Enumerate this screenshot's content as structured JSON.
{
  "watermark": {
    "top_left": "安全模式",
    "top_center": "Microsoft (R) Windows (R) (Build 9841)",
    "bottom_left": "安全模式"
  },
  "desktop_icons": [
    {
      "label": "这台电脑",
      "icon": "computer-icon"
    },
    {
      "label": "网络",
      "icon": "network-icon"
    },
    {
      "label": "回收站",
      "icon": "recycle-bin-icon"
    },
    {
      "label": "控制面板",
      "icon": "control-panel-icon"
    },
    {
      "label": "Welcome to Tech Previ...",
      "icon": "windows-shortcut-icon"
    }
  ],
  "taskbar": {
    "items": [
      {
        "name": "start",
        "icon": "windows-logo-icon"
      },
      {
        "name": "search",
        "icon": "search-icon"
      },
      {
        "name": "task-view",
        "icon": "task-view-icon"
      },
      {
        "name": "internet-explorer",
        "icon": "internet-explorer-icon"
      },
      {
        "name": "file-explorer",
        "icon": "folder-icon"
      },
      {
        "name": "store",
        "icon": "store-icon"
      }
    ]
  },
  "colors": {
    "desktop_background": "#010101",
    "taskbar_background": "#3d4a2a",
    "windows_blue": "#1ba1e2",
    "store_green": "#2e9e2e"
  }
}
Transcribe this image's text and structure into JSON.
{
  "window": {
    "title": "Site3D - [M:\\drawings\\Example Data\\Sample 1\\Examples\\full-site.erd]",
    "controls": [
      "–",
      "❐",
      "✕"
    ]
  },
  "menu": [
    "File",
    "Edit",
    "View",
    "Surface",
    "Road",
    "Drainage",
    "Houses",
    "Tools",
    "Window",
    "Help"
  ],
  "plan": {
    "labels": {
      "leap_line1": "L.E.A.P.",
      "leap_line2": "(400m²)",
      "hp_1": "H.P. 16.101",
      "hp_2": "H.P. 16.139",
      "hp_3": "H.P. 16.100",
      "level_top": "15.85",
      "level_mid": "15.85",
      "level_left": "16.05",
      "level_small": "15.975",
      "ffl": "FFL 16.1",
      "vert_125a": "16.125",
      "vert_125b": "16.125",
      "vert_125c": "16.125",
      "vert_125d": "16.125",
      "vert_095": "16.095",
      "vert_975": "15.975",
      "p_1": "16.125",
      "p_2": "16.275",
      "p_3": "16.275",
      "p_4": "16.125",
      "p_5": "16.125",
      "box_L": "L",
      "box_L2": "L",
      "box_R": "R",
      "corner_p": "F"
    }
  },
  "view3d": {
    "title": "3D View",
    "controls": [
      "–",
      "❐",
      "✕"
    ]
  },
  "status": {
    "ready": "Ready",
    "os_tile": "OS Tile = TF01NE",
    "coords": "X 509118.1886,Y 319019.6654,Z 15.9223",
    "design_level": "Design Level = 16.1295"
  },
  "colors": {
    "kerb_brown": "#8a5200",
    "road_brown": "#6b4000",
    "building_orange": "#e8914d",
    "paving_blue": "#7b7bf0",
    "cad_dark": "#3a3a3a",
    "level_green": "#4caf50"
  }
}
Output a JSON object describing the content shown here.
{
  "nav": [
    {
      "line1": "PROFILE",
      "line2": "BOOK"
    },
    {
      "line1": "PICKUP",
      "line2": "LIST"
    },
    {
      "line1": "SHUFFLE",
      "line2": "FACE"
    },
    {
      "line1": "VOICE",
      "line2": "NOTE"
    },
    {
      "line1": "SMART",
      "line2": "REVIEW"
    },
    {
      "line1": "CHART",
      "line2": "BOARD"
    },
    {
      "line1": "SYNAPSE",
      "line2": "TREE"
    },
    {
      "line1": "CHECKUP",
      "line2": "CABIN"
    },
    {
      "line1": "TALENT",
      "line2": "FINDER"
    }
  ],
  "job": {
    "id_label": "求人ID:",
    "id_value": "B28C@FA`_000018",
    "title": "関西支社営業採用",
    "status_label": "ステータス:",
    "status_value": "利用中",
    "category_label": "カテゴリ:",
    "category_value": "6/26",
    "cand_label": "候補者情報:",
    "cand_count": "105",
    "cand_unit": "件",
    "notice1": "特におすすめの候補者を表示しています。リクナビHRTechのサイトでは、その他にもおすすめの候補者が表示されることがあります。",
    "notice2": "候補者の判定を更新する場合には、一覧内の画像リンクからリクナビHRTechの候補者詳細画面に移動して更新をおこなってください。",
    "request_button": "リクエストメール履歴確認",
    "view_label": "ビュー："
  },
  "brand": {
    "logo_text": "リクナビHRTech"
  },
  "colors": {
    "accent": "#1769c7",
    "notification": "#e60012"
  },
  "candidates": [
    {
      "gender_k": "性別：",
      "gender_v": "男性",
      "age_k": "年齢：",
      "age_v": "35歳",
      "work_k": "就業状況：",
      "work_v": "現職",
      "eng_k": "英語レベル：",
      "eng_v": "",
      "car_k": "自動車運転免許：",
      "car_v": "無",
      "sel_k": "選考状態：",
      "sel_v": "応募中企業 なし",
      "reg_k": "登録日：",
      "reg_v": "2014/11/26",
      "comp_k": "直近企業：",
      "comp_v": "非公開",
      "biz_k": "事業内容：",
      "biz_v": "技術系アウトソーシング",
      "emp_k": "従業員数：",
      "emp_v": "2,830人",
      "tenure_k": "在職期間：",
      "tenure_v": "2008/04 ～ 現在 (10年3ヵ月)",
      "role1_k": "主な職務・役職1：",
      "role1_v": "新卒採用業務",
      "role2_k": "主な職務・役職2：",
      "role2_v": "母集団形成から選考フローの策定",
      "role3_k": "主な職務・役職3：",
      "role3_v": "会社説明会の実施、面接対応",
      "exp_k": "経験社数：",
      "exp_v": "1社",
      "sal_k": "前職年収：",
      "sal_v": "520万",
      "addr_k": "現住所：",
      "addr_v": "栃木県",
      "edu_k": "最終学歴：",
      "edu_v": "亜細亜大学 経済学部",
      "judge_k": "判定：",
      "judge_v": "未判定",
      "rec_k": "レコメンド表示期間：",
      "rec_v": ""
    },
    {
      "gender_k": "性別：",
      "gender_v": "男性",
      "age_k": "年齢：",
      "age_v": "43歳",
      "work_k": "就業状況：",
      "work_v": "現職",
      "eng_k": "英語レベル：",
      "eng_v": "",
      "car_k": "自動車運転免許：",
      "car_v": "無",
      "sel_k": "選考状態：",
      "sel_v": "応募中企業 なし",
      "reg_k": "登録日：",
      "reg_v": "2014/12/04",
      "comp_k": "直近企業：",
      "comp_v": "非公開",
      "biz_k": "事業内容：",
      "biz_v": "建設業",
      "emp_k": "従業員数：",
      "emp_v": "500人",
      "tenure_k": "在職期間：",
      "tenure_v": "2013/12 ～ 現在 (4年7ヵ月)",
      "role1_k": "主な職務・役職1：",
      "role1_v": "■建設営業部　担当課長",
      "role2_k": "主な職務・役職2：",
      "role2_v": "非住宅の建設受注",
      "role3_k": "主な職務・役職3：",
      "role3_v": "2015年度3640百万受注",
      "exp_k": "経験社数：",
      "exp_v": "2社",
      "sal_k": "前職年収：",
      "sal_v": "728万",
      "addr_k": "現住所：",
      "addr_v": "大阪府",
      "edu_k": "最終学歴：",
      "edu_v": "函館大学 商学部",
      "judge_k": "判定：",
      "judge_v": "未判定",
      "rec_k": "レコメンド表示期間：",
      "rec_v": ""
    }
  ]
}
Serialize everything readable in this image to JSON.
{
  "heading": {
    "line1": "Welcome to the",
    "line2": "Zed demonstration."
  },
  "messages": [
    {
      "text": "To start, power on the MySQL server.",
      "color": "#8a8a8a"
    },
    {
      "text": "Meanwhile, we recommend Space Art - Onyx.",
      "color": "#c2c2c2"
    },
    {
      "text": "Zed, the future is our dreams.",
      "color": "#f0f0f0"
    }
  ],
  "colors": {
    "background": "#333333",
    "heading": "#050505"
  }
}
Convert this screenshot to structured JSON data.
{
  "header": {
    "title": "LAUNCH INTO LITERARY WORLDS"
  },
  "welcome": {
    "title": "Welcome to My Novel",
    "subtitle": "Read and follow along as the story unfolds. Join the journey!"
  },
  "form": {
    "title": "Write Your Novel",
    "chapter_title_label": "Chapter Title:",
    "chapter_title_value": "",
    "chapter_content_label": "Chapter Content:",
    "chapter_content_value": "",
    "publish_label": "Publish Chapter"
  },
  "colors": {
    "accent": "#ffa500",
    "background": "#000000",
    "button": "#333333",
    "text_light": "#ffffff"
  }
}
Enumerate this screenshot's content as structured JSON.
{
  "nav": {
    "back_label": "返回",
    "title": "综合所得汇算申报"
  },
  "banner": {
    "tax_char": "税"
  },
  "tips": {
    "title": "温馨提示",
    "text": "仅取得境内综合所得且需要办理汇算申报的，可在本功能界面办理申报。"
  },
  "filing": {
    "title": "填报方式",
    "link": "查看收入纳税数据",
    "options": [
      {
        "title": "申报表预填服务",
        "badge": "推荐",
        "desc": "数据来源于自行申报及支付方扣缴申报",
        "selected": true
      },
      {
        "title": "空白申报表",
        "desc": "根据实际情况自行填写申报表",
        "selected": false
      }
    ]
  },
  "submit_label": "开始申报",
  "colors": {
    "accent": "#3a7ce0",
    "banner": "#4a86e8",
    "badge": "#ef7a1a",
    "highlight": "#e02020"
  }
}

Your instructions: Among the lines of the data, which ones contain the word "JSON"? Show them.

Solution for this problem:
Enumerate this screenshot's content as structured JSON.
Transcribe this image's text and structure into JSON.
Output a JSON object describing the content shown here.
Serialize everything readable in this image to JSON.
Convert this screenshot to structured JSON data.
Enumerate this screenshot's content as structured JSON.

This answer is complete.